pay at the end of the year.
If, however, a man was so fortunate as not to overdraw his allowance, which rarely happened, he received the balance in cash.
The infantry made way with a large amount of clothing.
Much of it was thrown away on the march.
A soldier burdened with a musket, from forty to eighty rounds of ammunition, according to circumstances; a haversack stuffed plump as a pillow, but not so soft, with three days rations; a canteen of water, a woollen and rubber blanket, and a half shelter tent, would be likely to take just what more he was obliged to. So, with the opening of the spring campaign, away would go all extra clothing.
A choice was made between the dress coat and blouse, for one of these must go. Then some men took their overcoat and left their blanket.

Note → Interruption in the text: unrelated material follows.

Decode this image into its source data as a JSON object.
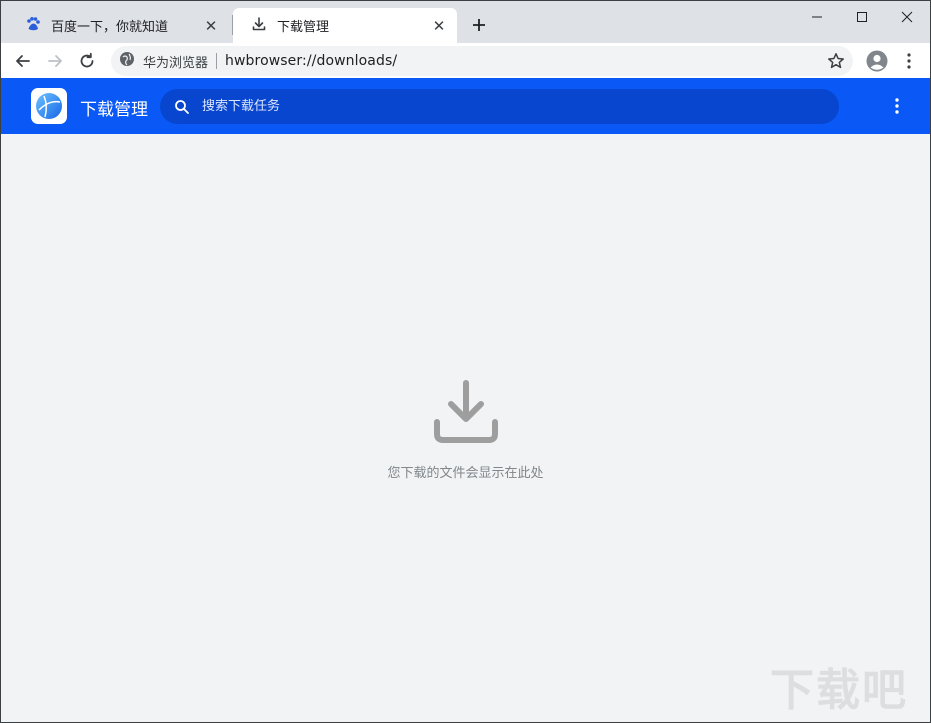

In brief, when a campaign was fairly under way the average infantryman's wardrobe was what he had on. Only that and nothing more.
At the first start from camp many would burden themselves with much more than the above, but after a few miles tramp the roadside would be sprinkled with the cast-away articles.
There seemed to be a difference between Eastern and Western troops in this respect, for reasons which I will not attempt now to analyze, for Grant
says (Memoirs, vol.
II., pp. 190-191):--
“I saw scattered along the road, from Culpeper
to Germania Ford, wagon-loads of new blankets and overcoats thrown away by the troops to lighten their knapsacks; an improvidence I had never witnessed before.”
It was a way the Army of the Potomac had of getting into light marching order.
When the infantry were ordered in on a charge, they always left their knapsacks behind them, which they might or might not see again.
And whenever they were surprised and compelled to fall back hastily, they were likely to throw aside everything that impeded their progress except musket and ammunition.
Then, in the heat of battle, again there was a dispensing with all encumbrances that would impair